Saved data entries ->
* * *

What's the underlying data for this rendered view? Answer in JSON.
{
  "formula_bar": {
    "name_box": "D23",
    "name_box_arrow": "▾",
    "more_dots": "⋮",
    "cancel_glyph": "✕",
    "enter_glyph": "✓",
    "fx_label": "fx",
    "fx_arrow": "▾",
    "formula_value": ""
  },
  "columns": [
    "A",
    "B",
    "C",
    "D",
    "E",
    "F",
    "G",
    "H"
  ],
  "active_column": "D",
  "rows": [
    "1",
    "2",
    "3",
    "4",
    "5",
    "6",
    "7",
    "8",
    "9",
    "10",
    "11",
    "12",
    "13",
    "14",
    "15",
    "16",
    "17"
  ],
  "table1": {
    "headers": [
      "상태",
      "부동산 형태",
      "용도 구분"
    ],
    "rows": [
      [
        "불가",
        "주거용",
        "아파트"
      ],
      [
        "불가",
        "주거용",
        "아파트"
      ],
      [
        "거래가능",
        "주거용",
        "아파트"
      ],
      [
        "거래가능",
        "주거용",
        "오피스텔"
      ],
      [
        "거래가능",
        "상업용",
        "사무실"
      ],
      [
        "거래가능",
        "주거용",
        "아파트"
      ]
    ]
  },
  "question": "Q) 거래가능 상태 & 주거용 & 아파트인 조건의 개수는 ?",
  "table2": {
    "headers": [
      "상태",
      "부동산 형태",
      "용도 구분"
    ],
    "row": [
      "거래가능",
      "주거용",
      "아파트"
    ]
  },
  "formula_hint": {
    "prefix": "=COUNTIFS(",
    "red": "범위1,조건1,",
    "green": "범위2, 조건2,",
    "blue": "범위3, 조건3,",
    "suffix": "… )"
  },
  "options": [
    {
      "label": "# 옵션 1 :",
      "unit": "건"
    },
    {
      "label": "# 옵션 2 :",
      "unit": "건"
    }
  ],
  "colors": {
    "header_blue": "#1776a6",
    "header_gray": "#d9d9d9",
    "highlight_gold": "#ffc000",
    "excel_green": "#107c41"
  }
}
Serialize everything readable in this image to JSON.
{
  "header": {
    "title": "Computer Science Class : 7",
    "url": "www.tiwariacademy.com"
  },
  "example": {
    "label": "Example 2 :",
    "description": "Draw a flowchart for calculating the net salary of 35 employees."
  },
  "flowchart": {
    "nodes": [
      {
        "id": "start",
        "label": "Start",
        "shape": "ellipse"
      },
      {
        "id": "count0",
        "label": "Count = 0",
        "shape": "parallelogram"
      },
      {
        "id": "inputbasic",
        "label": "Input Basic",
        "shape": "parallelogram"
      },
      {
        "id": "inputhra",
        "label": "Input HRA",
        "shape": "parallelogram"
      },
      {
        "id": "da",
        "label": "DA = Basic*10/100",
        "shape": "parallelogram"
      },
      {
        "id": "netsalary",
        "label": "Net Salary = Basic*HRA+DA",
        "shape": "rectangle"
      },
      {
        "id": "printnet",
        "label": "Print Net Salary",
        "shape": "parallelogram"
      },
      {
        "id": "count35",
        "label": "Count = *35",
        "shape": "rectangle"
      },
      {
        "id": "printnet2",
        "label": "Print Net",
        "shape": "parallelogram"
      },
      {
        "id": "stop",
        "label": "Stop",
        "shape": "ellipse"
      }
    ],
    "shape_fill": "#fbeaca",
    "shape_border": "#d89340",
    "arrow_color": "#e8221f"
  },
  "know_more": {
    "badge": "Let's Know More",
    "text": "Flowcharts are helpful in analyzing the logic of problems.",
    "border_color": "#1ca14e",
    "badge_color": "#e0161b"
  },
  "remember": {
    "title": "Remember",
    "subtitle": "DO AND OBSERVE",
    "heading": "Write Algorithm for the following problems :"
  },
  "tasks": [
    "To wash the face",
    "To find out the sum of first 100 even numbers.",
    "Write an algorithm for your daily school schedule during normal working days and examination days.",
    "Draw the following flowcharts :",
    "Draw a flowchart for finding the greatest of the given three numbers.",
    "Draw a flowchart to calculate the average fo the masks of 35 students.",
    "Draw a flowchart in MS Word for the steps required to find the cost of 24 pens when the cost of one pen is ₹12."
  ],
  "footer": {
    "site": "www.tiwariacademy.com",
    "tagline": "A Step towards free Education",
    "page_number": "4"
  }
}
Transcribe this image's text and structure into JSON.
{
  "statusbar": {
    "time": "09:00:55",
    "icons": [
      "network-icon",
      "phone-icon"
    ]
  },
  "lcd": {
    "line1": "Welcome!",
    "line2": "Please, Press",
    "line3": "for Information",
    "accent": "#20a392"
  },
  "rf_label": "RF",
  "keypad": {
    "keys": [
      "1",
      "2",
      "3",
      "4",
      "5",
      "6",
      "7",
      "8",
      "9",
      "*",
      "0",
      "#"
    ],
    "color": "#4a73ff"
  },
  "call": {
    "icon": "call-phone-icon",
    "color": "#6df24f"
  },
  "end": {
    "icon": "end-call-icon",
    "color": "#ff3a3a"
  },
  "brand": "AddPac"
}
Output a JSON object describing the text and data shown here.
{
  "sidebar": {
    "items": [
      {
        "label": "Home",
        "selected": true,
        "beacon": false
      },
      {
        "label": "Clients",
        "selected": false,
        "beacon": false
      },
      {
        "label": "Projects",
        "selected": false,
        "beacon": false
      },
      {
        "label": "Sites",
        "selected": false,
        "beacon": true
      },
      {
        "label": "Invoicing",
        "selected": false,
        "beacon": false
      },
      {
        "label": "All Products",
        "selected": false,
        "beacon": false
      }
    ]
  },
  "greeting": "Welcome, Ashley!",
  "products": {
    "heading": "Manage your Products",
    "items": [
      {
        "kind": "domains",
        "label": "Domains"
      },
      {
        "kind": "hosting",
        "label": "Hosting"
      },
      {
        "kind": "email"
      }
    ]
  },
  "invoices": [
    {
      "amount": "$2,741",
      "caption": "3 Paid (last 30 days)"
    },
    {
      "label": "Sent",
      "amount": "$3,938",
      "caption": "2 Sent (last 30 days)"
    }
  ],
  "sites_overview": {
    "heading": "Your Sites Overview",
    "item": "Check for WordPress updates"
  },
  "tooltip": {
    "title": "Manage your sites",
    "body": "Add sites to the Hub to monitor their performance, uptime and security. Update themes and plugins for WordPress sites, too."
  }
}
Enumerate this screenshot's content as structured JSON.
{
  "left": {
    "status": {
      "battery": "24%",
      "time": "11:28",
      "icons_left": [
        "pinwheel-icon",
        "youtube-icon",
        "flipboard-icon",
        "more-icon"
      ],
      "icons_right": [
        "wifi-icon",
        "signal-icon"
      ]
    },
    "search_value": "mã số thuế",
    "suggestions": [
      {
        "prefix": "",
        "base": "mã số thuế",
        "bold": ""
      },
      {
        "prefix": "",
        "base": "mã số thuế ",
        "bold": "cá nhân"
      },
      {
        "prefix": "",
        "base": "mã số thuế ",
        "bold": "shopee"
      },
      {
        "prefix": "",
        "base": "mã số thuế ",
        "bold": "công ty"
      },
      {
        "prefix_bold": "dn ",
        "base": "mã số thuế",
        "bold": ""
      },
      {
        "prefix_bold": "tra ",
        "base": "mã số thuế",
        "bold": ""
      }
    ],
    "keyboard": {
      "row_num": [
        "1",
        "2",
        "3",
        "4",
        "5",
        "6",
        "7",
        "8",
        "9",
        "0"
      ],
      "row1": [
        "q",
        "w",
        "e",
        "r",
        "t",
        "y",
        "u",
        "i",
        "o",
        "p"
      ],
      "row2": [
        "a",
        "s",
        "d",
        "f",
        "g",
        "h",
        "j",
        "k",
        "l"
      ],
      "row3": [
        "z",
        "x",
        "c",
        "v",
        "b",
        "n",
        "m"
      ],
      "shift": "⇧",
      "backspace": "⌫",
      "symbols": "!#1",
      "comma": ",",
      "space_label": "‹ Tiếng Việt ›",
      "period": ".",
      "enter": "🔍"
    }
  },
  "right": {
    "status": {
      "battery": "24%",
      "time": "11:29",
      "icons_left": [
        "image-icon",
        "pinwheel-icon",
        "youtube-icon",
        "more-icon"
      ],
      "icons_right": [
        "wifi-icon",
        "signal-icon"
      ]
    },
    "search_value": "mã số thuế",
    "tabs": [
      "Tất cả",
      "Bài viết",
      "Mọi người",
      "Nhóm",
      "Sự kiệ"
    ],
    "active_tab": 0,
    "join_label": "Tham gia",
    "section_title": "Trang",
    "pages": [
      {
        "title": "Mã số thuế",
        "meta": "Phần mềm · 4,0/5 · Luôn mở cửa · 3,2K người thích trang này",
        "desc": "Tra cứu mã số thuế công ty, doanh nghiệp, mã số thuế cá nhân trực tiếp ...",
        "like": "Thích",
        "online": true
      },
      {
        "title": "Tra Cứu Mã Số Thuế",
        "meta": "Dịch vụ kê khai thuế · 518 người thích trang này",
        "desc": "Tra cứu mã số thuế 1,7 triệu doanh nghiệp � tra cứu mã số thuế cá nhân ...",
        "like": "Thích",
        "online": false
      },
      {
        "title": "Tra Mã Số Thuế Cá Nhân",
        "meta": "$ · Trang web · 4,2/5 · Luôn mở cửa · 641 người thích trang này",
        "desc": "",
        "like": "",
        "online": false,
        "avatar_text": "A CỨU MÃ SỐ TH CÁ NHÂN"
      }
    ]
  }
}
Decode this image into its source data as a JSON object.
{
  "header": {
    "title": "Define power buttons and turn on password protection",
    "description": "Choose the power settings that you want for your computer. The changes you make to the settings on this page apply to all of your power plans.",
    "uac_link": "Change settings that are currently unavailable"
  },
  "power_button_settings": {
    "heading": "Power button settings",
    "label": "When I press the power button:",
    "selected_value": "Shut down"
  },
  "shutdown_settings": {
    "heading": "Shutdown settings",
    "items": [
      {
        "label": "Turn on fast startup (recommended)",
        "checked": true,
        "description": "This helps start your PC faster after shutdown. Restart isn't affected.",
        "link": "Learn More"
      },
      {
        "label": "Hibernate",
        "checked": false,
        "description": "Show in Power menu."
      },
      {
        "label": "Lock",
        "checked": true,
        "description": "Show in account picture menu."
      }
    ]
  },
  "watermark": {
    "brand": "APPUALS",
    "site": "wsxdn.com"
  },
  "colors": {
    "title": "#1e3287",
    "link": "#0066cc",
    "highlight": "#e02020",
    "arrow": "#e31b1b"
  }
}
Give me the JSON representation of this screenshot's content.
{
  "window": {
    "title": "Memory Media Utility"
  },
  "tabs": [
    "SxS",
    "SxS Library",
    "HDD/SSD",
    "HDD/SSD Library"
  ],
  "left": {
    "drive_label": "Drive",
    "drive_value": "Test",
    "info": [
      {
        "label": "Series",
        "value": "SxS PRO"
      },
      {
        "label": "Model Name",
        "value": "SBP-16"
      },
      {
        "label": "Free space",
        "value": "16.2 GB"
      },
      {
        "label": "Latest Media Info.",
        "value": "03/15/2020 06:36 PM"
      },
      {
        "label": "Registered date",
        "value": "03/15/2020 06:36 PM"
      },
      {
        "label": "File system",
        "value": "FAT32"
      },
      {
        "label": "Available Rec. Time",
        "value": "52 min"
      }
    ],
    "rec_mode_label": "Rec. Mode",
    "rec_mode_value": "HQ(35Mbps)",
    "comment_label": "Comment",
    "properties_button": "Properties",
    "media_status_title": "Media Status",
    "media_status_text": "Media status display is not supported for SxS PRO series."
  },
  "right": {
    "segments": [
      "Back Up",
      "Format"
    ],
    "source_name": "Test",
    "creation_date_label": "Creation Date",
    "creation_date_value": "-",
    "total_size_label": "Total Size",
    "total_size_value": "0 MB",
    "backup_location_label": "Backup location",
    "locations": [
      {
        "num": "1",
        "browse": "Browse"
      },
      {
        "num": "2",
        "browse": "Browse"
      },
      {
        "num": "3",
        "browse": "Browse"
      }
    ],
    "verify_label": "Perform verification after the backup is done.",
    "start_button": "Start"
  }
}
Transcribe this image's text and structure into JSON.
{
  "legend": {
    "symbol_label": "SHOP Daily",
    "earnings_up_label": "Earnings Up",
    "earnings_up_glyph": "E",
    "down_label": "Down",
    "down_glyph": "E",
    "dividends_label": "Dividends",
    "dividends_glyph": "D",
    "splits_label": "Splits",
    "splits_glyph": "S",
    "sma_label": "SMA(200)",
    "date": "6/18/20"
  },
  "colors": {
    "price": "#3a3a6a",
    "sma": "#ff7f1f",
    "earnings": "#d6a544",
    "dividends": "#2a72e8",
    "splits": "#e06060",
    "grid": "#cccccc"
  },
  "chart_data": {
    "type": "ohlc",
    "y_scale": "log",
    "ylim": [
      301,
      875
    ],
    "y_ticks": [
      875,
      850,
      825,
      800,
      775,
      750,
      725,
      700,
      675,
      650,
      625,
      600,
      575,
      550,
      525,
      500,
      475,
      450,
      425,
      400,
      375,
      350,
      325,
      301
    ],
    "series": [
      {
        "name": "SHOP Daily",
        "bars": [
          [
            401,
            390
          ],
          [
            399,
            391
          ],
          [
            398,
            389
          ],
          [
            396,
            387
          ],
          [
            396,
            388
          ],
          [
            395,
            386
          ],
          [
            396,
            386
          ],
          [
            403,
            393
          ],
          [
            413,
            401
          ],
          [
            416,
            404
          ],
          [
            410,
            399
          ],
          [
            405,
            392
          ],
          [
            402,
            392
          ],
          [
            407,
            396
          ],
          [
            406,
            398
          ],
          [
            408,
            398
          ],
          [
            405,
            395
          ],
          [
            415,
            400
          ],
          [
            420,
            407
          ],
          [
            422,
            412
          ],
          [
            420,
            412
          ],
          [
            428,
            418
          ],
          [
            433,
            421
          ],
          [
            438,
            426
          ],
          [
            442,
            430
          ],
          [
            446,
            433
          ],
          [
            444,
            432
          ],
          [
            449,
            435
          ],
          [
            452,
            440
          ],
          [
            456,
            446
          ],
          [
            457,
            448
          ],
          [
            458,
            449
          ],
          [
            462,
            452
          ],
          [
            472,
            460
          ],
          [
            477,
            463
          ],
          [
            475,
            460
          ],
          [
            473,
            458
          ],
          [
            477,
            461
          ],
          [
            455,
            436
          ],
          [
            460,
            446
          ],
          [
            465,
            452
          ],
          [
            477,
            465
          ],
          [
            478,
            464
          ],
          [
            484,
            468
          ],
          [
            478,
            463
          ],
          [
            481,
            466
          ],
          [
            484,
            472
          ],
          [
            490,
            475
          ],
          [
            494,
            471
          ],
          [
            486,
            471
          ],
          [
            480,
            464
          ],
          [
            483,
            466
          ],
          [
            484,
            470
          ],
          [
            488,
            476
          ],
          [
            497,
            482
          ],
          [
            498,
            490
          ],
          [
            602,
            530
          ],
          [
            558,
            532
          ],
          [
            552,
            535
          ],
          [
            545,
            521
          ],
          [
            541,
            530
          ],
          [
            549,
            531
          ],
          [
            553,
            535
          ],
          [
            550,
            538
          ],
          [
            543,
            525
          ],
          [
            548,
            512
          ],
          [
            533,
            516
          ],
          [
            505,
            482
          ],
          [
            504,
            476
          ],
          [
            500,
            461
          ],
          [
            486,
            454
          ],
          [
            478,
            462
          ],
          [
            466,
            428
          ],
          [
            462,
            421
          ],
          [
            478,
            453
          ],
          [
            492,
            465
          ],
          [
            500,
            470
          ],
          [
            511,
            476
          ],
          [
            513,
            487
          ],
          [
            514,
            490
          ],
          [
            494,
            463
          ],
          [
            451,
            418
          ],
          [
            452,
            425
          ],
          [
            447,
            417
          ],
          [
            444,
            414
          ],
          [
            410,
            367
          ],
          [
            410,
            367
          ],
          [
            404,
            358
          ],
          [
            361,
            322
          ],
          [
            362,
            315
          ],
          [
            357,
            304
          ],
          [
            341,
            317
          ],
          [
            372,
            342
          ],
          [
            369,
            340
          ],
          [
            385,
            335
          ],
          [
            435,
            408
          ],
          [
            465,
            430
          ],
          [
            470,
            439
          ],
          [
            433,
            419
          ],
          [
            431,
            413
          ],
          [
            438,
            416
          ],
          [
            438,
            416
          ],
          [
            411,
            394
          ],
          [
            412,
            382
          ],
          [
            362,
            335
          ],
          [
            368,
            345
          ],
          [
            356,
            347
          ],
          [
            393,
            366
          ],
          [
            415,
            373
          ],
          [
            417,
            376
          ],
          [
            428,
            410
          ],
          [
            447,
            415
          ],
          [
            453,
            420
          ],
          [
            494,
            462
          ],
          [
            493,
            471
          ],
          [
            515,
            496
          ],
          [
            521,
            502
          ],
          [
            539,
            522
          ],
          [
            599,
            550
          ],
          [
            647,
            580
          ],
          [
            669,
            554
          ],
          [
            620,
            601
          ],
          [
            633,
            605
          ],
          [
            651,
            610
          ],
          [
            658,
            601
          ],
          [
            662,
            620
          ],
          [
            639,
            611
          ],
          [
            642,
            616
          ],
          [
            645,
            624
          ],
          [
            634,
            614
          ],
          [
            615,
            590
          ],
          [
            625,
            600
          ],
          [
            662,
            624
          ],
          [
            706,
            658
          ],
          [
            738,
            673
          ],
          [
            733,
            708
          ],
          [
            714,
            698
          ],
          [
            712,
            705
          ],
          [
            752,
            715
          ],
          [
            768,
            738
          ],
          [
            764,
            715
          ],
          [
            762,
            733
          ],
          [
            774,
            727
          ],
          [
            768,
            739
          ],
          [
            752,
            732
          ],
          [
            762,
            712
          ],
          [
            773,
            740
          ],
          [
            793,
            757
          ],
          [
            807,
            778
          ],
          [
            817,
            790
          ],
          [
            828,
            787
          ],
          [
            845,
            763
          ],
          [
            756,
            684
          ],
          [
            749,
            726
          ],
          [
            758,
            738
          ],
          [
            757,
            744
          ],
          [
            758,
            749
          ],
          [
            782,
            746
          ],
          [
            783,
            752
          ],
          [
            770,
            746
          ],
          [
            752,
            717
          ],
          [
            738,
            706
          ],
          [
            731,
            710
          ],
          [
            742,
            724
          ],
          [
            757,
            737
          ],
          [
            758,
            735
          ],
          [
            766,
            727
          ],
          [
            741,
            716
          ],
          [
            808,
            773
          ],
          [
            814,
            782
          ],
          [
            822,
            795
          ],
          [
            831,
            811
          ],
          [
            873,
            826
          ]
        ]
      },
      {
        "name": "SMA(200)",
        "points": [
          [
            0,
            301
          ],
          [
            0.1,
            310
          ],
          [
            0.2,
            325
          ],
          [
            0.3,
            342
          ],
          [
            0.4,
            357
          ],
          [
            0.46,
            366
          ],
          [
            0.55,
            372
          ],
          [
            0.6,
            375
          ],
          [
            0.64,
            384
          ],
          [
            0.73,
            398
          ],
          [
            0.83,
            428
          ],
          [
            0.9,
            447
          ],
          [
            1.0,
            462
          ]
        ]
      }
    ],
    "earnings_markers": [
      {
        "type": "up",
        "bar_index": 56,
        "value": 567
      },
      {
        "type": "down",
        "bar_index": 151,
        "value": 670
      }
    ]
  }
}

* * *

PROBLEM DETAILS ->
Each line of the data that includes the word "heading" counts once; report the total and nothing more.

SOLUTION ->
5